The trapnet catch spiked from fewer than 1.5 fish per hour in 2013 to five fish per hour this year. The nets collected 4,585 walleye -- 3,900 measuring 15 to 20 inches. More than 1,000 were in the 17-inch range; 92 percent were 15 inches or larger.
Wilson said the impoundment is particularly conducive to the needs of walleye.
"It's just a really good combination of habitat, the shape of the lake basin, water quality and size. It's a 14,000-acre lake. Just the sheer size has a huge effect on walleye," he said.
Pymatuning Reservoir is jointly regulated and managed by both states, which have in recent years teamed up on habitat improvements designed to concentrate walleye and other fish at points recognized by anglers.
Last week, a partnership including Ohio Department of Natural Resources, Ohio State Parks, the Pymatuning Lake Association, Pennsylvania Fish and Boat, the state Department of Conservation and Natural Resources and volunteers sank more than 150 wooden cribs in 8 feet on the lake's north end, and rock reefs in 6 feet in the south.
"All of the state agencies are determined to make fishing better on Pymatuning," said DNR fisheries biologist Matt Wolfe, in a written statement. "The goal of this project is to introduce structures into the waters of northeastern Ohio in order to recruit the next generation of anglers and retain the anglers who already enjoy the sport of fishing."
Additional captures found a good number of muskellunge, 37 in the 25- to 48-inch range. But a third of the fish showed signs of current or past infection from the often-fatal redspot disease (epizootic ulcerative syndrome).

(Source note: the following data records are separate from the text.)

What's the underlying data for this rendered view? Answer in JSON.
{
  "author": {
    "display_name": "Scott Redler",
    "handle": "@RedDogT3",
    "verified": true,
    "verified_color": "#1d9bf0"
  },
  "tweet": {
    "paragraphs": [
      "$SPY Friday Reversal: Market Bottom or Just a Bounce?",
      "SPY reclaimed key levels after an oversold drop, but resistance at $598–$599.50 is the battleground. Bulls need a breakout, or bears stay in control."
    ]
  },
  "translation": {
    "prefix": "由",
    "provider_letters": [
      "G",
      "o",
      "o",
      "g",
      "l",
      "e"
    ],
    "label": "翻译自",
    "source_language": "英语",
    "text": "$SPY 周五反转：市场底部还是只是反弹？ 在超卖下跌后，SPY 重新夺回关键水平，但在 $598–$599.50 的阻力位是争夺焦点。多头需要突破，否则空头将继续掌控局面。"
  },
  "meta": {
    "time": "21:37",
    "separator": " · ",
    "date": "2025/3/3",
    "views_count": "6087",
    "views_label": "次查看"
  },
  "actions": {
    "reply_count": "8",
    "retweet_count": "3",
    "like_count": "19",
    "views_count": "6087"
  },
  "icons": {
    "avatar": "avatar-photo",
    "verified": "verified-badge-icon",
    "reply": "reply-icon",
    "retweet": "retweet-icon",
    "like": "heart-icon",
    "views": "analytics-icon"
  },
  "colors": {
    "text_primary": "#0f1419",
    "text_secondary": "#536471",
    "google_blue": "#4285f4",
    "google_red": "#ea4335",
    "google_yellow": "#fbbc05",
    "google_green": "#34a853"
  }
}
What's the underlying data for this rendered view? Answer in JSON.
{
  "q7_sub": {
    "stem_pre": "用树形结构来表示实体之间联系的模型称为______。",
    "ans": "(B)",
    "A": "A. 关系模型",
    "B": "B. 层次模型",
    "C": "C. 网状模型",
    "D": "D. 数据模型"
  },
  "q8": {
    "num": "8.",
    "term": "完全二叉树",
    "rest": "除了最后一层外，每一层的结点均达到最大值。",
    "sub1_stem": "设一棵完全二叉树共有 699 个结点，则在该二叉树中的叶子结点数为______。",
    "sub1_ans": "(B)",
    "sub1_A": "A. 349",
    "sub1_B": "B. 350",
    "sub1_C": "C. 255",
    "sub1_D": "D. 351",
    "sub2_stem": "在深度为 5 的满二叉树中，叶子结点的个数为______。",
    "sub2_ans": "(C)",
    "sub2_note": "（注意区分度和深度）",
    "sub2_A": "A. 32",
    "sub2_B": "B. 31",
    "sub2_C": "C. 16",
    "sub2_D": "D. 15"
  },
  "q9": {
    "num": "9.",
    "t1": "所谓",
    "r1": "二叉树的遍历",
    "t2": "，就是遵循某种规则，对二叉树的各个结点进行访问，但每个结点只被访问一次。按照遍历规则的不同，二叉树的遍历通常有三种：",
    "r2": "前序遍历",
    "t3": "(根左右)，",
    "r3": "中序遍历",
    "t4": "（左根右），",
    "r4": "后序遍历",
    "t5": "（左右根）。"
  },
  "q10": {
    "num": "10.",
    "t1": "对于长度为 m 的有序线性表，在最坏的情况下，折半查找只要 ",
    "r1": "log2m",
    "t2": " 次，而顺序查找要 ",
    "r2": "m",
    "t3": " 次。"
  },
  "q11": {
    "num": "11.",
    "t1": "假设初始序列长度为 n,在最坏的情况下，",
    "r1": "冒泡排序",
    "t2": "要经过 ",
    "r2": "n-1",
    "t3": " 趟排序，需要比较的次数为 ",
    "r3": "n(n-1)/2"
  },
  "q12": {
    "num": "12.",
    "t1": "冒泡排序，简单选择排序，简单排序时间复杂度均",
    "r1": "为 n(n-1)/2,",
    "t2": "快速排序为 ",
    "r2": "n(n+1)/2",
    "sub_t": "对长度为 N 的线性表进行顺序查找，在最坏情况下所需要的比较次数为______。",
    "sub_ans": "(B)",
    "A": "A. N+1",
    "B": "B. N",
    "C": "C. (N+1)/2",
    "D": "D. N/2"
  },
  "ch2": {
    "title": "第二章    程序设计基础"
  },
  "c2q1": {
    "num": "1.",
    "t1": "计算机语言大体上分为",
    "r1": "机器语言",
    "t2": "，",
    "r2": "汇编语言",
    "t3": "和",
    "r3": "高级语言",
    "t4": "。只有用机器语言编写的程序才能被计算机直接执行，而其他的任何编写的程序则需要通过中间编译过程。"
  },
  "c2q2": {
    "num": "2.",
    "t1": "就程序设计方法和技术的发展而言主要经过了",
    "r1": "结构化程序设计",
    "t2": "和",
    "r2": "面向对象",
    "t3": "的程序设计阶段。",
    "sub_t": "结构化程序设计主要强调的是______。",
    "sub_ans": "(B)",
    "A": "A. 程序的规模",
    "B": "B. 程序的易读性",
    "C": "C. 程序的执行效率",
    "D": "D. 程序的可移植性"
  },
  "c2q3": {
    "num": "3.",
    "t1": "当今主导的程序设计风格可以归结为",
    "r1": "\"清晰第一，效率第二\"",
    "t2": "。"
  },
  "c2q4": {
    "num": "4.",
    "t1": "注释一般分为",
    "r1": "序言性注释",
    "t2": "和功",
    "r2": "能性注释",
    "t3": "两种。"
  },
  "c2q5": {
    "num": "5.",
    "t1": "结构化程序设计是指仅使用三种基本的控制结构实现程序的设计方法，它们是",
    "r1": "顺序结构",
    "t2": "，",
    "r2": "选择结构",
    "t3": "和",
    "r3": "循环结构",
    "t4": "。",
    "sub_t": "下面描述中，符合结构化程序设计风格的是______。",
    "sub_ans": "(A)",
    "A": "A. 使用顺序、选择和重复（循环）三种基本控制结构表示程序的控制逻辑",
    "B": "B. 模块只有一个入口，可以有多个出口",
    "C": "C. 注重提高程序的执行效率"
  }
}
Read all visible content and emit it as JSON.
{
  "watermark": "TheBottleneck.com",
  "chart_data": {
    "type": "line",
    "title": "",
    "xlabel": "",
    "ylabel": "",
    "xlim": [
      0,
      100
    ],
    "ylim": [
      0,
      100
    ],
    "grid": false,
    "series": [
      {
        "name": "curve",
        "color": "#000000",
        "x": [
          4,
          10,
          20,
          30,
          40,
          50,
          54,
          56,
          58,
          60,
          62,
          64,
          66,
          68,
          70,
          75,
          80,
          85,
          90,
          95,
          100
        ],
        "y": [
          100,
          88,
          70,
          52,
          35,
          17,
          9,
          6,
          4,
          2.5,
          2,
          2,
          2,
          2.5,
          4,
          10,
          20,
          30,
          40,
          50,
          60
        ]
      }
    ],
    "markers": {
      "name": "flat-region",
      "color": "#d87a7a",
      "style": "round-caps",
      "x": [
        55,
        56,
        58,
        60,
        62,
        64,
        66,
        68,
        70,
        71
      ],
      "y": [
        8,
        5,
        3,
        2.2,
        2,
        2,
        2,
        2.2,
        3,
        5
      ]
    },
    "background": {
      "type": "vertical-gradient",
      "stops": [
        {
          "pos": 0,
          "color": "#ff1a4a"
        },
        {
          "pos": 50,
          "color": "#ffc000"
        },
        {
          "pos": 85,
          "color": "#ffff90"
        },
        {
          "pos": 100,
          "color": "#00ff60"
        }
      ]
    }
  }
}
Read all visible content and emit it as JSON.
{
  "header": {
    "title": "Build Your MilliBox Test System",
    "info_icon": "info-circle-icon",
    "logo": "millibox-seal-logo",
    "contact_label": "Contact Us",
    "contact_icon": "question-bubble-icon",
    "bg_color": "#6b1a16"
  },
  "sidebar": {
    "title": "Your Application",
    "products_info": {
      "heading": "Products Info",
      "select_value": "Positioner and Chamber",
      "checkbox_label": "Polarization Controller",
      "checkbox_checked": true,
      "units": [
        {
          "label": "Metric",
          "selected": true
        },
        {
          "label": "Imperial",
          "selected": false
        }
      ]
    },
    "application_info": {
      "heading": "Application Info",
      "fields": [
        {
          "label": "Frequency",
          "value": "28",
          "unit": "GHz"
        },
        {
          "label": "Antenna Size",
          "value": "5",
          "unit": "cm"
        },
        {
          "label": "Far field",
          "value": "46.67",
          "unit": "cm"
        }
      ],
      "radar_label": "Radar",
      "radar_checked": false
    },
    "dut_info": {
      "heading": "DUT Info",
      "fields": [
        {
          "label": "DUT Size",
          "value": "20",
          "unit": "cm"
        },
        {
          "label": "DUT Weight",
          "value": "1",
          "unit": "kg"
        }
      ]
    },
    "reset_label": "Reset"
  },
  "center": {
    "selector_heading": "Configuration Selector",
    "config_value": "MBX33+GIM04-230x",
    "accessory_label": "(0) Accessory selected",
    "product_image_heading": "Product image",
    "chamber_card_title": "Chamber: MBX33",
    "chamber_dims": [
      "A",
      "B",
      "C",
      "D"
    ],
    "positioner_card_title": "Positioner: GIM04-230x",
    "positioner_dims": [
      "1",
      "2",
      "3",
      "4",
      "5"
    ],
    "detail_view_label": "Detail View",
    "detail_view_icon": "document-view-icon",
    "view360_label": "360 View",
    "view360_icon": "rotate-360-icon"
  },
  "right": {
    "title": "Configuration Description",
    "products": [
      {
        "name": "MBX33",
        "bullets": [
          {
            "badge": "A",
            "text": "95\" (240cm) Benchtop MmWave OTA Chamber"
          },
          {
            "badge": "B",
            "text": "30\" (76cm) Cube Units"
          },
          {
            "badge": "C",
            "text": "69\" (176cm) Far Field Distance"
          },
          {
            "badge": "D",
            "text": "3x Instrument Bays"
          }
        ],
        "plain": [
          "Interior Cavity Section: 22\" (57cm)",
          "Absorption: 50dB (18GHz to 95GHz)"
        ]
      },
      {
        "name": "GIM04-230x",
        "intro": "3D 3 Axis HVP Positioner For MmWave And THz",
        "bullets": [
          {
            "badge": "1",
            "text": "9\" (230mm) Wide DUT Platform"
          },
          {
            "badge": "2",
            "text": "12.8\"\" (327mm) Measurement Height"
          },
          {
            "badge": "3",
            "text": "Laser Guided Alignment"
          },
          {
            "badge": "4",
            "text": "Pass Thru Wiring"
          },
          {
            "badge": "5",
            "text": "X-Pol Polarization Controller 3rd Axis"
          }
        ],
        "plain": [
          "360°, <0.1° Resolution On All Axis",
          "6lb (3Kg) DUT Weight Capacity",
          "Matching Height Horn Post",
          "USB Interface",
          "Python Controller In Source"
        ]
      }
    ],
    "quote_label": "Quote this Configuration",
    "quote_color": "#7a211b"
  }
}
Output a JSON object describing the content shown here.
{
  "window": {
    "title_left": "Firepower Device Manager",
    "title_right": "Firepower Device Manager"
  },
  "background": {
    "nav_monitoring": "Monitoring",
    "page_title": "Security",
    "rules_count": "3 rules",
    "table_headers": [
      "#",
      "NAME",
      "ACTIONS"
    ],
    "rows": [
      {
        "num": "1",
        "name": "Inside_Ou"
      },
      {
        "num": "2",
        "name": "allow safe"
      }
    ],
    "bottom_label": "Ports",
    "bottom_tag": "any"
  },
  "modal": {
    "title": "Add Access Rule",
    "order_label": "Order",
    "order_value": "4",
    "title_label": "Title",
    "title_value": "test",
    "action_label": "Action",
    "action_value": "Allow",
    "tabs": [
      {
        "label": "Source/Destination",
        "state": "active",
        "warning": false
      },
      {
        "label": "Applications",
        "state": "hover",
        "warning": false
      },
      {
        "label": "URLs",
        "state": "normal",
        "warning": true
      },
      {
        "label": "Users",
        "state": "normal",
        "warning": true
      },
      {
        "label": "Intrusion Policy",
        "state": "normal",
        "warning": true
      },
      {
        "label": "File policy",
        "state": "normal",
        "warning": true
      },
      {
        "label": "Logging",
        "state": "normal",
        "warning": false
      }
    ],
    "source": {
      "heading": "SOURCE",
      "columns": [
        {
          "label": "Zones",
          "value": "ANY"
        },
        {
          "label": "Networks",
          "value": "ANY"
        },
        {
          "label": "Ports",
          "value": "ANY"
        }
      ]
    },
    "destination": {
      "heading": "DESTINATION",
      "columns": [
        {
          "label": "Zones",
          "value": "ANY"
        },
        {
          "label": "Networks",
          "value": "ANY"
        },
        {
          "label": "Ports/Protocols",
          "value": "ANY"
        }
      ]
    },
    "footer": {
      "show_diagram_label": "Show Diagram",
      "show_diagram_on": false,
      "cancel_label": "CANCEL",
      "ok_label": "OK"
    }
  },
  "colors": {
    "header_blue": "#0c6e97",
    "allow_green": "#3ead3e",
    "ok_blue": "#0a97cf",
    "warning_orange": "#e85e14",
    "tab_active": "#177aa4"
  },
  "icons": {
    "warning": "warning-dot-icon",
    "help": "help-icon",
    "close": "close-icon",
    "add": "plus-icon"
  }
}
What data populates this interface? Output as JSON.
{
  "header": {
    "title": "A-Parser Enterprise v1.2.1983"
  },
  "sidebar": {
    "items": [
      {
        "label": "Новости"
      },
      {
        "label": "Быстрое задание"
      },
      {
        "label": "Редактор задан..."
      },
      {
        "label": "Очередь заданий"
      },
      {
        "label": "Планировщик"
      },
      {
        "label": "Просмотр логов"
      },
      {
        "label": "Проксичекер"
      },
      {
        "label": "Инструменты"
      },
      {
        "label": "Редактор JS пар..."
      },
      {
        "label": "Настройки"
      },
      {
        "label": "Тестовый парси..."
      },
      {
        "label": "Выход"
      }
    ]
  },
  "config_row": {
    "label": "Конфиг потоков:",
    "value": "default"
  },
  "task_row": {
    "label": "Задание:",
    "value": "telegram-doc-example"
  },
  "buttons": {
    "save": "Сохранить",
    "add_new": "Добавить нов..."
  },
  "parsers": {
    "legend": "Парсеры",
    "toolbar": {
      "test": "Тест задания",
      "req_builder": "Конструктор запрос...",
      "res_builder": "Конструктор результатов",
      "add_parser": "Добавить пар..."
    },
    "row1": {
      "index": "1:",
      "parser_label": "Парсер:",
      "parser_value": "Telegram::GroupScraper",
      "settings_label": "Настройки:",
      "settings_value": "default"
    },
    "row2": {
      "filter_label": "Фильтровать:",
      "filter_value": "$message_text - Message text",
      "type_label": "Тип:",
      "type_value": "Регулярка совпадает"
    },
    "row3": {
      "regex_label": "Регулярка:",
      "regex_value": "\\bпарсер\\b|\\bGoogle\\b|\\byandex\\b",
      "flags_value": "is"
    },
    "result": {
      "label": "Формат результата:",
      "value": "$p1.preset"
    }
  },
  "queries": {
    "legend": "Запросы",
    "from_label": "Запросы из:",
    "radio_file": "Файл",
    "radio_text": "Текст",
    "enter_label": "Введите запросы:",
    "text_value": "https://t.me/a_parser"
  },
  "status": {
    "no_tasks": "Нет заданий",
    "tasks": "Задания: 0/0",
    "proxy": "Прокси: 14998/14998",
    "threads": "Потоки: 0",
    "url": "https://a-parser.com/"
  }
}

The survey logged 1,366 yellow perch as large as 13 inches, more than 500 catfish (bullheads and channel cats up to 28 inches), 582 black crappies as large as 15 inches and 471 bluegills. The capture included 700 common carp -- famous for being fed in masses by wildlife watchers at Linesville.
Substantial numbers of baitfish were found, including more than 2,200 alewifes and nearly 700 golden and spottail shiners. And while some nearby lakes have been overwhelmed by gizzard shad, the Pymatuning trapnet survey turned up only 61.